- **PROBLEM DESCRIPTION**
Tally the lines of the listing that contain the string "data". Give the number and nothing else.
[Opening INPUT RECORDS section]
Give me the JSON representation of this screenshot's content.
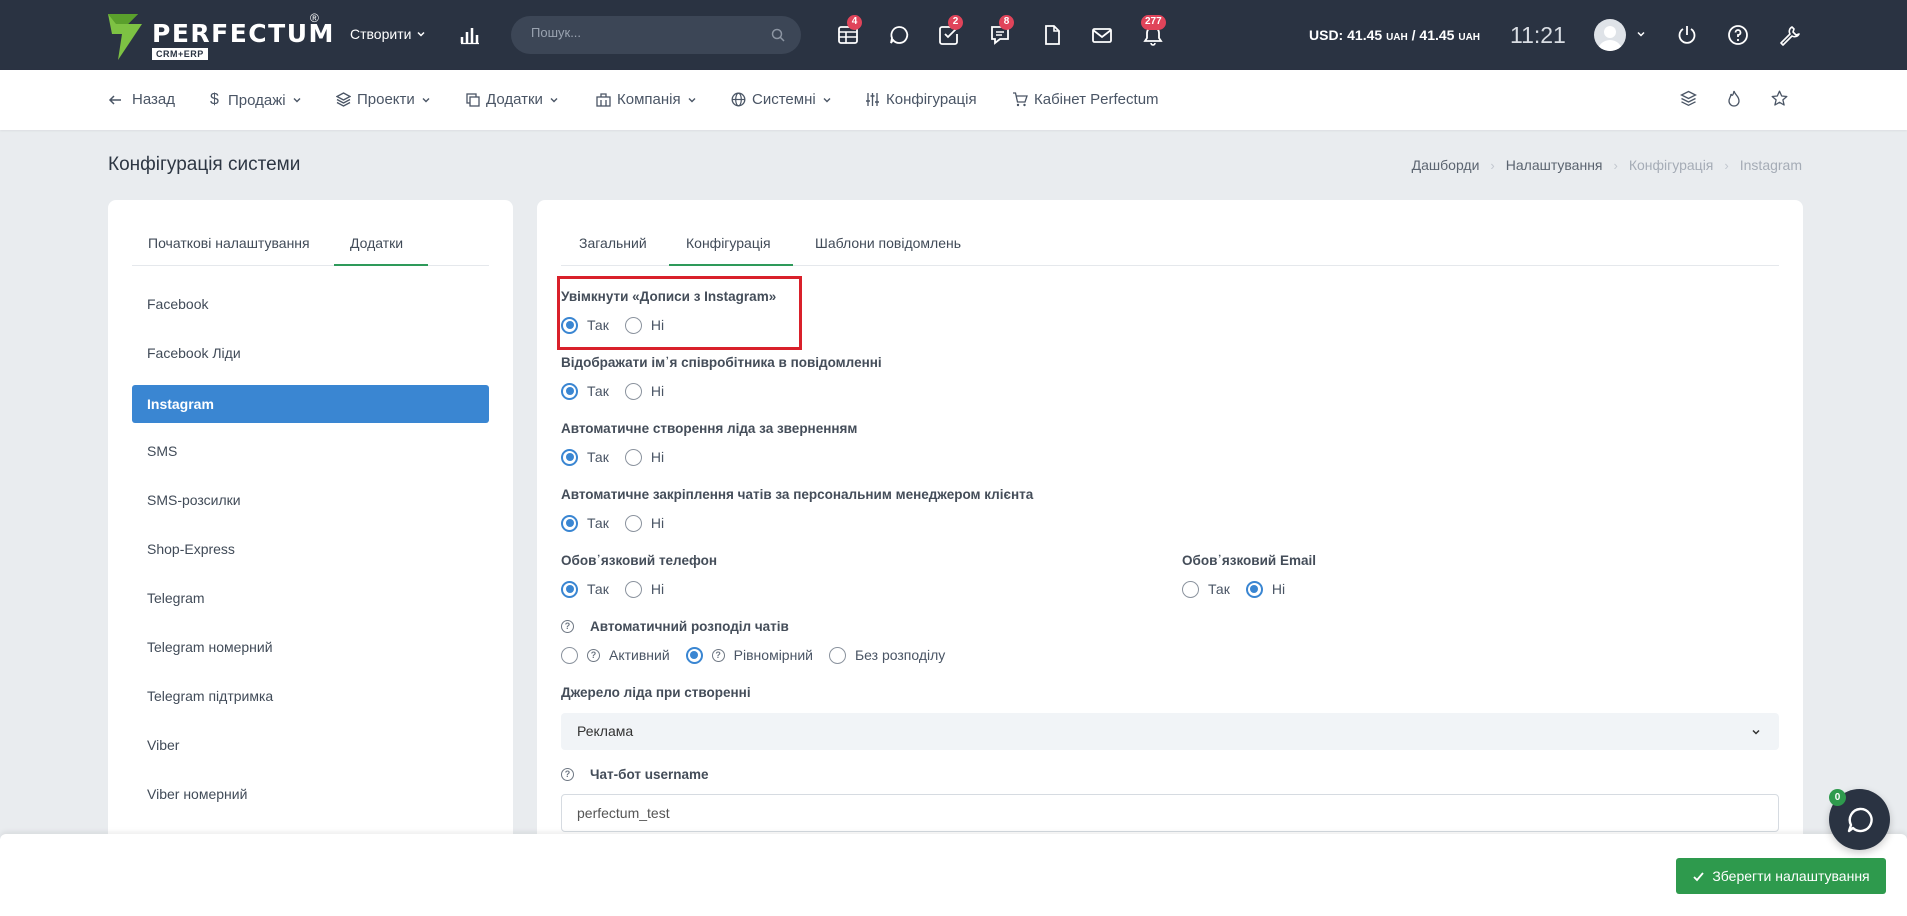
{
  "brand": {
    "name": "PERFECTUM",
    "sub": "CRM+ERP",
    "reg": "®"
  },
  "topbar": {
    "create_label": "Створити",
    "search_placeholder": "Пошук...",
    "badges": {
      "tasks_board": "4",
      "checklist": "2",
      "messages": "8",
      "notifications": "277"
    },
    "currency": {
      "usd_label": "USD:",
      "value1": "41.45",
      "unit1": "UAH",
      "separator": "/",
      "value2": "41.45",
      "unit2": "UAH"
    },
    "time": "11:21"
  },
  "subnav": {
    "items": [
      {
        "label": "Назад"
      },
      {
        "label": "Продажі"
      },
      {
        "label": "Проекти"
      },
      {
        "label": "Додатки"
      },
      {
        "label": "Компанія"
      },
      {
        "label": "Системні"
      },
      {
        "label": "Конфігурація"
      },
      {
        "label": "Кабінет Perfectum"
      }
    ]
  },
  "page": {
    "title": "Конфігурація системи",
    "breadcrumb": [
      "Дашборди",
      "Налаштування",
      "Конфігурація",
      "Instagram"
    ]
  },
  "left": {
    "tabs": [
      "Початкові налаштування",
      "Додатки"
    ],
    "active_tab": "Додатки",
    "items": [
      "Facebook",
      "Facebook Ліди",
      "Instagram",
      "SMS",
      "SMS-розсилки",
      "Shop-Express",
      "Telegram",
      "Telegram номерний",
      "Telegram підтримка",
      "Viber",
      "Viber номерний"
    ],
    "active_item": "Instagram"
  },
  "right": {
    "tabs": [
      "Загальний",
      "Конфігурація",
      "Шаблони повідомлень"
    ],
    "active_tab": "Конфігурація",
    "fields": {
      "enable_posts": {
        "label": "Увімкнути «Дописи з Instagram»",
        "yes": "Так",
        "no": "Ні",
        "value": "Так"
      },
      "show_employee_name": {
        "label": "Відображати ім᾽я співробітника в повідомленні",
        "yes": "Так",
        "no": "Ні",
        "value": "Так"
      },
      "auto_lead": {
        "label": "Автоматичне створення ліда за зверненням",
        "yes": "Так",
        "no": "Ні",
        "value": "Так"
      },
      "auto_assign": {
        "label": "Автоматичне закріплення чатів за персональним менеджером клієнта",
        "yes": "Так",
        "no": "Ні",
        "value": "Так"
      },
      "required_phone": {
        "label": "Обов᾽язковий телефон",
        "yes": "Так",
        "no": "Ні",
        "value": "Так"
      },
      "required_email": {
        "label": "Обов᾽язковий Email",
        "yes": "Так",
        "no": "Ні",
        "value": "Ні"
      },
      "distribution": {
        "label": "Автоматичний розподіл чатів",
        "options": [
          "Активний",
          "Рівномірний",
          "Без розподілу"
        ],
        "value": "Рівномірний"
      },
      "lead_source": {
        "label": "Джерело ліда при створенні",
        "value": "Реклама"
      },
      "bot_username": {
        "label": "Чат-бот username",
        "value": "perfectum_test"
      }
    }
  },
  "footer": {
    "save_label": "Зберегти налаштування"
  },
  "chat": {
    "count": "0"
  },
  "colors": {
    "accent": "#3a86d2",
    "topbar": "#2a3342",
    "save": "#2e9a4d",
    "badge": "#e0445a",
    "highlight": "#d9202a"
  }
}
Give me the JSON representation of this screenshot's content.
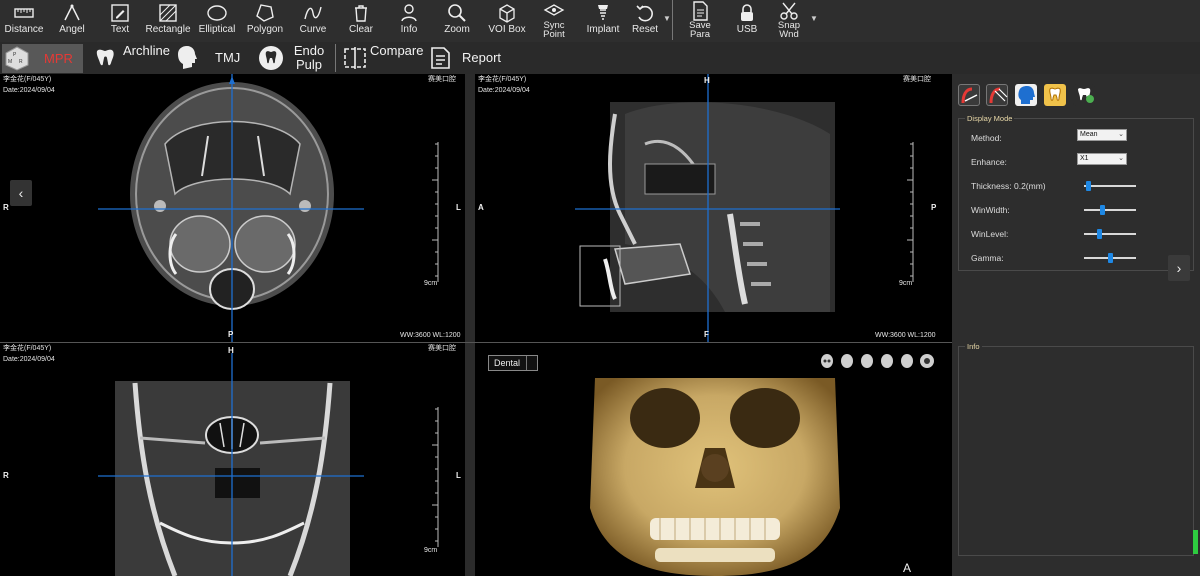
{
  "toolbar": {
    "tools": [
      {
        "label": "Distance",
        "icon": "ruler-icon"
      },
      {
        "label": "Angel",
        "icon": "angle-icon"
      },
      {
        "label": "Text",
        "icon": "text-pencil-icon"
      },
      {
        "label": "Rectangle",
        "icon": "rectangle-icon"
      },
      {
        "label": "Elliptical",
        "icon": "ellipse-icon"
      },
      {
        "label": "Polygon",
        "icon": "polygon-icon"
      },
      {
        "label": "Curve",
        "icon": "curve-icon"
      },
      {
        "label": "Clear",
        "icon": "trash-icon"
      },
      {
        "label": "Info",
        "icon": "person-info-icon"
      },
      {
        "label": "Zoom",
        "icon": "zoom-icon"
      },
      {
        "label": "VOI Box",
        "icon": "cube-icon"
      },
      {
        "label": "Sync Point",
        "icon": "sync-point-icon"
      },
      {
        "label": "Implant",
        "icon": "implant-icon"
      },
      {
        "label": "Reset",
        "icon": "reset-icon"
      },
      {
        "label": "Save Para",
        "icon": "save-document-icon"
      },
      {
        "label": "USB",
        "icon": "usb-lock-icon"
      },
      {
        "label": "Snap Wnd",
        "icon": "scissors-icon"
      }
    ]
  },
  "modes": {
    "mpr": "MPR",
    "archline": "Archline",
    "tmj": "TMJ",
    "endo": "Endo Pulp",
    "compare": "Compare",
    "report": "Report"
  },
  "patient": {
    "name": "李金花(F/045Y)",
    "date": "Date:2024/09/04",
    "clinic": "赛美口腔"
  },
  "views": {
    "axial": {
      "top": "",
      "bottom": "P",
      "left": "R",
      "right": "L",
      "scale": "9cm",
      "wwwl": "WW:3600 WL:1200"
    },
    "sagittal": {
      "top": "H",
      "bottom": "F",
      "left": "A",
      "right": "P",
      "scale": "9cm",
      "wwwl": "WW:3600 WL:1200"
    },
    "coronal": {
      "top": "H",
      "left": "R",
      "right": "L",
      "scale": "9cm"
    },
    "volume": {
      "preset": "Dental",
      "bottom": "A"
    }
  },
  "display_mode": {
    "title": "Display Mode",
    "method_label": "Method:",
    "method_value": "Mean",
    "enhance_label": "Enhance:",
    "enhance_value": "X1",
    "thickness_label": "Thickness: 0.2(mm)",
    "thickness_level": 0.04,
    "winwidth_label": "WinWidth:",
    "winwidth_level": 0.35,
    "winlevel_label": "WinLevel:",
    "winlevel_level": 0.27,
    "gamma_label": "Gamma:",
    "gamma_level": 0.5
  },
  "info_panel": {
    "title": "Info"
  },
  "nav": {
    "left": "‹",
    "right": "›"
  },
  "colors": {
    "crosshair": "#1e6fd0",
    "accent_red": "#e53935",
    "slider_knob": "#1e88e5",
    "bone": "#c8a865"
  }
}
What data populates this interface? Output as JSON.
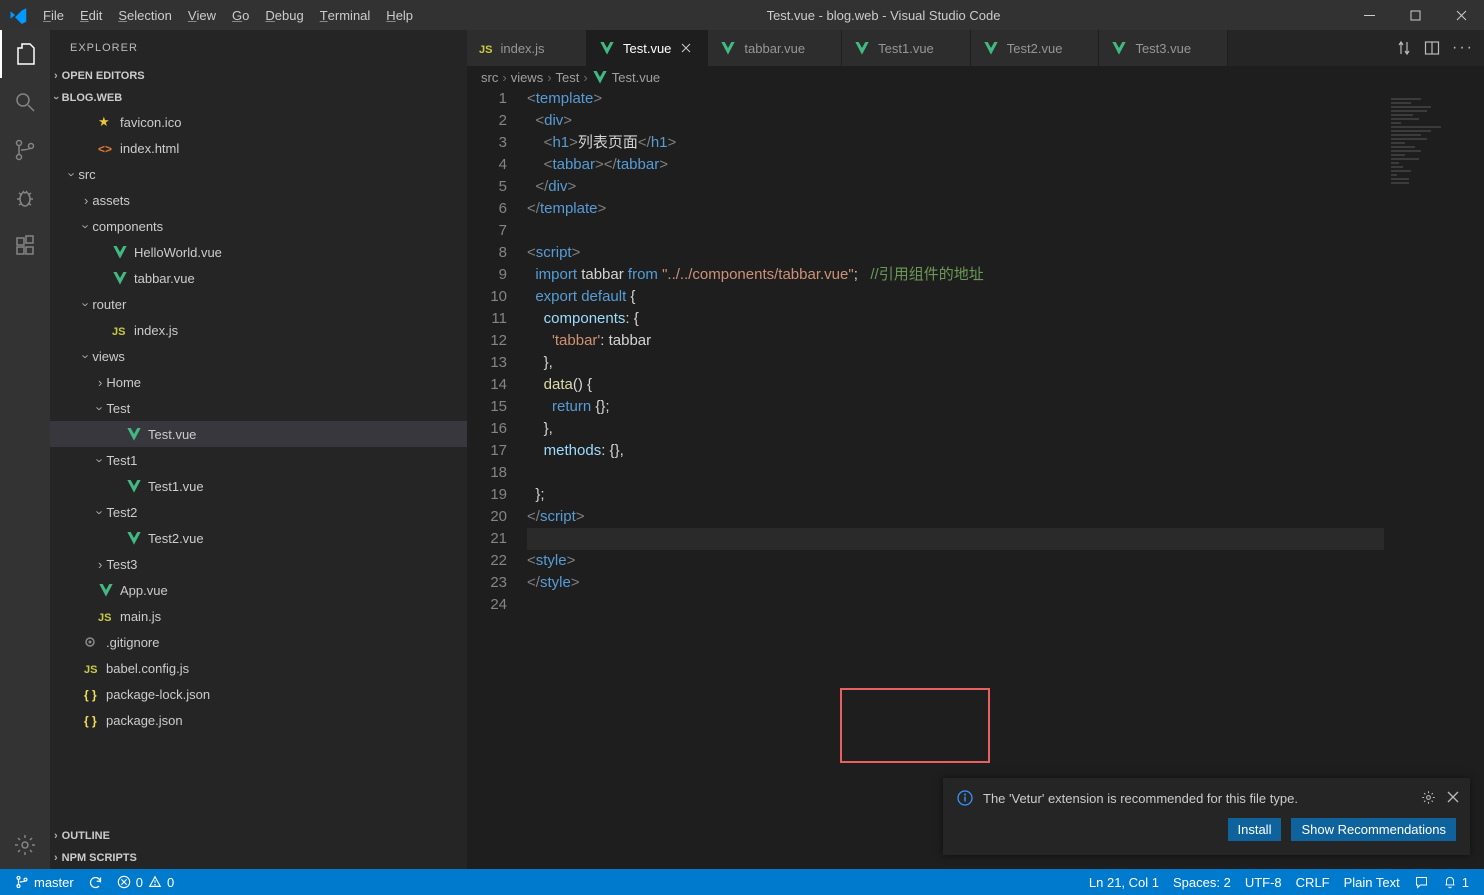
{
  "title": "Test.vue - blog.web - Visual Studio Code",
  "menu": [
    "File",
    "Edit",
    "Selection",
    "View",
    "Go",
    "Debug",
    "Terminal",
    "Help"
  ],
  "activity": [
    "files",
    "search",
    "source-control",
    "debug",
    "extensions"
  ],
  "sidebar": {
    "title": "EXPLORER",
    "sections": {
      "open_editors": "OPEN EDITORS",
      "project": "BLOG.WEB",
      "outline": "OUTLINE",
      "npm": "NPM SCRIPTS"
    },
    "tree": [
      {
        "depth": 1,
        "icon": "star",
        "color": "#e8c63c",
        "label": "favicon.ico"
      },
      {
        "depth": 1,
        "icon": "code",
        "color": "#e37933",
        "label": "index.html"
      },
      {
        "depth": 0,
        "chev": "down",
        "label": "src"
      },
      {
        "depth": 1,
        "chev": "right",
        "label": "assets"
      },
      {
        "depth": 1,
        "chev": "down",
        "label": "components"
      },
      {
        "depth": 2,
        "icon": "vue",
        "color": "#42b883",
        "label": "HelloWorld.vue"
      },
      {
        "depth": 2,
        "icon": "vue",
        "color": "#42b883",
        "label": "tabbar.vue"
      },
      {
        "depth": 1,
        "chev": "down",
        "label": "router"
      },
      {
        "depth": 2,
        "icon": "js",
        "color": "#cbcb41",
        "label": "index.js"
      },
      {
        "depth": 1,
        "chev": "down",
        "label": "views"
      },
      {
        "depth": 2,
        "chev": "right",
        "label": "Home"
      },
      {
        "depth": 2,
        "chev": "down",
        "label": "Test"
      },
      {
        "depth": 3,
        "icon": "vue",
        "color": "#42b883",
        "label": "Test.vue",
        "selected": true
      },
      {
        "depth": 2,
        "chev": "down",
        "label": "Test1"
      },
      {
        "depth": 3,
        "icon": "vue",
        "color": "#42b883",
        "label": "Test1.vue"
      },
      {
        "depth": 2,
        "chev": "down",
        "label": "Test2"
      },
      {
        "depth": 3,
        "icon": "vue",
        "color": "#42b883",
        "label": "Test2.vue"
      },
      {
        "depth": 2,
        "chev": "right",
        "label": "Test3"
      },
      {
        "depth": 1,
        "icon": "vue",
        "color": "#42b883",
        "label": "App.vue"
      },
      {
        "depth": 1,
        "icon": "js",
        "color": "#cbcb41",
        "label": "main.js"
      },
      {
        "depth": 0,
        "icon": "dot",
        "color": "#8a8a8a",
        "label": ".gitignore"
      },
      {
        "depth": 0,
        "icon": "js",
        "color": "#cbcb41",
        "label": "babel.config.js"
      },
      {
        "depth": 0,
        "icon": "json",
        "color": "#f1e05a",
        "label": "package-lock.json"
      },
      {
        "depth": 0,
        "icon": "json",
        "color": "#f1e05a",
        "label": "package.json"
      }
    ]
  },
  "tabs": [
    {
      "icon": "js",
      "color": "#cbcb41",
      "label": "index.js"
    },
    {
      "icon": "vue",
      "color": "#42b883",
      "label": "Test.vue",
      "active": true,
      "close": true
    },
    {
      "icon": "vue",
      "color": "#42b883",
      "label": "tabbar.vue"
    },
    {
      "icon": "vue",
      "color": "#42b883",
      "label": "Test1.vue"
    },
    {
      "icon": "vue",
      "color": "#42b883",
      "label": "Test2.vue"
    },
    {
      "icon": "vue",
      "color": "#42b883",
      "label": "Test3.vue"
    }
  ],
  "breadcrumbs": [
    "src",
    "views",
    "Test",
    "Test.vue"
  ],
  "code": {
    "lines": [
      [
        [
          "brkt",
          "<"
        ],
        [
          "tag",
          "template"
        ],
        [
          "brkt",
          ">"
        ]
      ],
      [
        [
          "",
          "  "
        ],
        [
          "brkt",
          "<"
        ],
        [
          "tag",
          "div"
        ],
        [
          "brkt",
          ">"
        ]
      ],
      [
        [
          "",
          "    "
        ],
        [
          "brkt",
          "<"
        ],
        [
          "tag",
          "h1"
        ],
        [
          "brkt",
          ">"
        ],
        [
          "",
          "列表页面"
        ],
        [
          "brkt",
          "</"
        ],
        [
          "tag",
          "h1"
        ],
        [
          "brkt",
          ">"
        ]
      ],
      [
        [
          "",
          "    "
        ],
        [
          "brkt",
          "<"
        ],
        [
          "tag",
          "tabbar"
        ],
        [
          "brkt",
          "></"
        ],
        [
          "tag",
          "tabbar"
        ],
        [
          "brkt",
          ">"
        ]
      ],
      [
        [
          "",
          "  "
        ],
        [
          "brkt",
          "</"
        ],
        [
          "tag",
          "div"
        ],
        [
          "brkt",
          ">"
        ]
      ],
      [
        [
          "brkt",
          "</"
        ],
        [
          "tag",
          "template"
        ],
        [
          "brkt",
          ">"
        ]
      ],
      [
        [
          "",
          ""
        ]
      ],
      [
        [
          "brkt",
          "<"
        ],
        [
          "tag",
          "script"
        ],
        [
          "brkt",
          ">"
        ]
      ],
      [
        [
          "",
          "  "
        ],
        [
          "kw",
          "import"
        ],
        [
          "",
          " tabbar "
        ],
        [
          "kw",
          "from"
        ],
        [
          "",
          " "
        ],
        [
          "str",
          "\"../../components/tabbar.vue\""
        ],
        [
          "",
          ";   "
        ],
        [
          "comment",
          "//引用组件的地址"
        ]
      ],
      [
        [
          "",
          "  "
        ],
        [
          "kw",
          "export"
        ],
        [
          "",
          " "
        ],
        [
          "kw",
          "default"
        ],
        [
          "",
          " {"
        ]
      ],
      [
        [
          "",
          "    "
        ],
        [
          "ident",
          "components"
        ],
        [
          "",
          ": {"
        ]
      ],
      [
        [
          "",
          "      "
        ],
        [
          "str",
          "'tabbar'"
        ],
        [
          "",
          ": tabbar"
        ]
      ],
      [
        [
          "",
          "    },"
        ]
      ],
      [
        [
          "",
          "    "
        ],
        [
          "fn",
          "data"
        ],
        [
          "",
          "() {"
        ]
      ],
      [
        [
          "",
          "      "
        ],
        [
          "kw",
          "return"
        ],
        [
          "",
          " {};"
        ]
      ],
      [
        [
          "",
          "    },"
        ]
      ],
      [
        [
          "",
          "    "
        ],
        [
          "ident",
          "methods"
        ],
        [
          "",
          ": {},"
        ]
      ],
      [
        [
          "",
          ""
        ]
      ],
      [
        [
          "",
          "  };"
        ]
      ],
      [
        [
          "brkt",
          "</"
        ],
        [
          "tag",
          "script"
        ],
        [
          "brkt",
          ">"
        ]
      ],
      [
        [
          "",
          ""
        ]
      ],
      [
        [
          "brkt",
          "<"
        ],
        [
          "tag",
          "style"
        ],
        [
          "brkt",
          ">"
        ]
      ],
      [
        [
          "brkt",
          "</"
        ],
        [
          "tag",
          "style"
        ],
        [
          "brkt",
          ">"
        ]
      ],
      [
        [
          "",
          ""
        ]
      ]
    ],
    "highlight_line": 21
  },
  "notification": {
    "message": "The 'Vetur' extension is recommended for this file type.",
    "install": "Install",
    "show": "Show Recommendations"
  },
  "status": {
    "branch": "master",
    "errors": "0",
    "warnings": "0",
    "position": "Ln 21, Col 1",
    "spaces": "Spaces: 2",
    "encoding": "UTF-8",
    "eol": "CRLF",
    "mode": "Plain Text",
    "notif_count": "1"
  }
}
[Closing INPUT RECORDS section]
- **YOUR SOLUTION**
2